We passed a vast field that was being used as a repository for hundreds of blue plastic portable toilets.
That seemed like a pretty remarkable “point of interest” to me.
The Indiana University campus was sweltering hot under the July sun. Equipped with a Moto Razr flip phone, an annotated map of the campus, and an unwavering confidence in my still-embryonic sense of direction, I decided that I would navigate the loose agglomeration of low-slung midcentury brick buildings on my own. This wasn’t my first convention and my schedule was a nearly uninterrupted 12 hours of daily activities at multiple locations across the campus. Waiting for an adult chaperone to ferry me between buildings seemed to me a highly impractical idea. After all, I was already rapidly becoming a woman, at least according to the audiobook narrator.

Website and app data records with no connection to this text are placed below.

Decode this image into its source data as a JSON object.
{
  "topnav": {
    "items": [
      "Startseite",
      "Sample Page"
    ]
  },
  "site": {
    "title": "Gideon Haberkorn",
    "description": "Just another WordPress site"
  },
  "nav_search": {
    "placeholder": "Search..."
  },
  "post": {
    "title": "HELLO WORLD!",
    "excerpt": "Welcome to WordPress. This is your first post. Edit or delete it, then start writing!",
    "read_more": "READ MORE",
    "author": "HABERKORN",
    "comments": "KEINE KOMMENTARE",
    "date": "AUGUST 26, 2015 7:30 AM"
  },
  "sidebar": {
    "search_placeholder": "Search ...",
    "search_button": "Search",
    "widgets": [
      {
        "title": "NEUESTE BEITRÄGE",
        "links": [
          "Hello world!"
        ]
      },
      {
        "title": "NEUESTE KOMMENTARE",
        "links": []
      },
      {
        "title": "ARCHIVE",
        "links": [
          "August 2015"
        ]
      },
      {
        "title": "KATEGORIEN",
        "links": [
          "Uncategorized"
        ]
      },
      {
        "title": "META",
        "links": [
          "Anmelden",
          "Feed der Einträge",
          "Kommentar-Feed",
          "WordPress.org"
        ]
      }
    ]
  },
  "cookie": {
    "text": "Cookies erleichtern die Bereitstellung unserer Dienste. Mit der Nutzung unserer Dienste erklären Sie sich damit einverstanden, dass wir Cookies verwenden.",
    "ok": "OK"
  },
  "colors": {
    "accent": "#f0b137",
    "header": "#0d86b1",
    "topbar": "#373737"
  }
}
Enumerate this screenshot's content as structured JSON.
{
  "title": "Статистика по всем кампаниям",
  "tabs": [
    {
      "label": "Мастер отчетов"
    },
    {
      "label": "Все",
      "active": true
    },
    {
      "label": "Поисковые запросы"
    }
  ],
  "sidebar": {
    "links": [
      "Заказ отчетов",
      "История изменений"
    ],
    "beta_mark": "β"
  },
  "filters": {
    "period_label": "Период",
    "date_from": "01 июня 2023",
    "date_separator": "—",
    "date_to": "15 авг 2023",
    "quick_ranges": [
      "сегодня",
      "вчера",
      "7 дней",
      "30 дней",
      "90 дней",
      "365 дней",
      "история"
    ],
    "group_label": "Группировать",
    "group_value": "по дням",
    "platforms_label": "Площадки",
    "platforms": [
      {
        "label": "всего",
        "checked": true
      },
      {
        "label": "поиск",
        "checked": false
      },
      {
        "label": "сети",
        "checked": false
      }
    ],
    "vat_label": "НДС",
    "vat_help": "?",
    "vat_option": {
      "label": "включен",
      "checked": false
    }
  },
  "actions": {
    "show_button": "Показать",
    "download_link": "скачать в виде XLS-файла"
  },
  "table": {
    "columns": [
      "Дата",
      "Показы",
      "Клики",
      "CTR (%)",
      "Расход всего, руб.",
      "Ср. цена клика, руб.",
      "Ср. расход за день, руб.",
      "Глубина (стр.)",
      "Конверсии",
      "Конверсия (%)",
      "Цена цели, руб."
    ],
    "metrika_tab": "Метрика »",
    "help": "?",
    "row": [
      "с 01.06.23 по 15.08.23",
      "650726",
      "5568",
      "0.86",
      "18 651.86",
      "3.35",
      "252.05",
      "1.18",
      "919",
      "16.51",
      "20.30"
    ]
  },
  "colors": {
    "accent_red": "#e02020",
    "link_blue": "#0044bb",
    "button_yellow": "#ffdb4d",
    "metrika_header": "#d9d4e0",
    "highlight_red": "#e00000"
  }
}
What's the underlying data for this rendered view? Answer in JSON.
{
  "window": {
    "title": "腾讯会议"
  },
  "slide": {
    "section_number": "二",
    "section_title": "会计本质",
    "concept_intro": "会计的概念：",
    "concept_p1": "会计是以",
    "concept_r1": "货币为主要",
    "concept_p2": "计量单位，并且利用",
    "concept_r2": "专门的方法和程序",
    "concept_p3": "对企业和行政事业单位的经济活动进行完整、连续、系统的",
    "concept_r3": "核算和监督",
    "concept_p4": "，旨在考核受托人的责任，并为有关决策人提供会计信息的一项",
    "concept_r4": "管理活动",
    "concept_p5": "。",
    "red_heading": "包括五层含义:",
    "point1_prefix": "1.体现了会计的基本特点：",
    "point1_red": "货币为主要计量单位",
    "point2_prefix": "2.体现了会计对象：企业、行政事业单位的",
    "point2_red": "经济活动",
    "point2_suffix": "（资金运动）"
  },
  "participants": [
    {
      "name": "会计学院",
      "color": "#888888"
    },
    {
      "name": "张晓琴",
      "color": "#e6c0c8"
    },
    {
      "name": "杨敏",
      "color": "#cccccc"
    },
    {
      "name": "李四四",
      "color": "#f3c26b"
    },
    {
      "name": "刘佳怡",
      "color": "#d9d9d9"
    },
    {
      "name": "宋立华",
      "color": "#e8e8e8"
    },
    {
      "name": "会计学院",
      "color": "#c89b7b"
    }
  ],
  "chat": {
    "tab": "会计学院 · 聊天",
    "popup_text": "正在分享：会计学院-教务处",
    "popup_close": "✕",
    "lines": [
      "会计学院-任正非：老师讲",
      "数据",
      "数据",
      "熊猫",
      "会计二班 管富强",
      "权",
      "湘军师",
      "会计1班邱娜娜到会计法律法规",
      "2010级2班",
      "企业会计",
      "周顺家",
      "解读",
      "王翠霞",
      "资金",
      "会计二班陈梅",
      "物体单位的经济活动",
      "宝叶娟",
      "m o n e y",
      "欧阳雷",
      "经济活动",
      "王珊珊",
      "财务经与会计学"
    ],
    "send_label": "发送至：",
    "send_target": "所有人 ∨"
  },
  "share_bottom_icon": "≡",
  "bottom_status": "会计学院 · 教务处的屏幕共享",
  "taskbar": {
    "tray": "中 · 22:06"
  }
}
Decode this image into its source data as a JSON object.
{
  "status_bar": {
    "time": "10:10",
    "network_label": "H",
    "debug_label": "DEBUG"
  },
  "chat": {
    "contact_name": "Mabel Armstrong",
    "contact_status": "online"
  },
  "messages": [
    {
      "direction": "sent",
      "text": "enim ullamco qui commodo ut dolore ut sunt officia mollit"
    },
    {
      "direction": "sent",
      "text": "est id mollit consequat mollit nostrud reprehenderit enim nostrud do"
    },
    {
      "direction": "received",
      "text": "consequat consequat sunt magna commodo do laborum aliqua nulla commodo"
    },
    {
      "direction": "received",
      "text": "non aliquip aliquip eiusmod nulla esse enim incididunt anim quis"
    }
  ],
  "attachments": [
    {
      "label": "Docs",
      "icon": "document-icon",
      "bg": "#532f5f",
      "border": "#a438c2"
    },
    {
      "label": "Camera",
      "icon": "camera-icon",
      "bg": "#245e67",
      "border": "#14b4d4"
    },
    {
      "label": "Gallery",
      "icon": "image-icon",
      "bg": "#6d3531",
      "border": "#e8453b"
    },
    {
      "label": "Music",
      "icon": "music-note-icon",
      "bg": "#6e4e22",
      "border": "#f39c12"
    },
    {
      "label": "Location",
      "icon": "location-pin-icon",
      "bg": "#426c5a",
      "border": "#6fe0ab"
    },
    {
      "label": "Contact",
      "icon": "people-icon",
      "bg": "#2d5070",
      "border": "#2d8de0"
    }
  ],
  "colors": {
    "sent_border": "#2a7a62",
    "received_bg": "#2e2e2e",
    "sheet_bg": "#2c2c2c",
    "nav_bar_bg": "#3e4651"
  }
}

Early Wednesday afternoon, midway through the convention, I was walking along a campus sidewalk when a pearl-white Escalade roared into view. Upon coming alongside me, the vehicle screeched to a halt. A tinted window rolled down to reveal Olivia’s mom in a state of visible agitation.
“I’ve been looking everywhere for you,” she called out to me, “Get in this car right now!”
Reluctantly, I complied.
Slumped in the backseat sat Olivia, her cheeks flushed from recent reprimand. Judging by appearances, she had been caught red-handed in her own attempt to navigate the campus.
Olivia’s mom floored the gas pedal. The Escalade surged forward along the campus service road.
“Why were you just walking around by yourselves like that?” she questioned. “You girls don’t even know this area at all! What were you thinking?”
Helplessly, I watched out the window as we flew past the building that had been my intended destination.
“I knew where I was going,” I muttered under my breath.
Olivia’s mom slapped the leather-wrapped steering wheel, her frustration now past the point of containment.
“Somebody had better shoot me if I ever do this again!!” she shouted, to Olivia and to me but most of all to herself.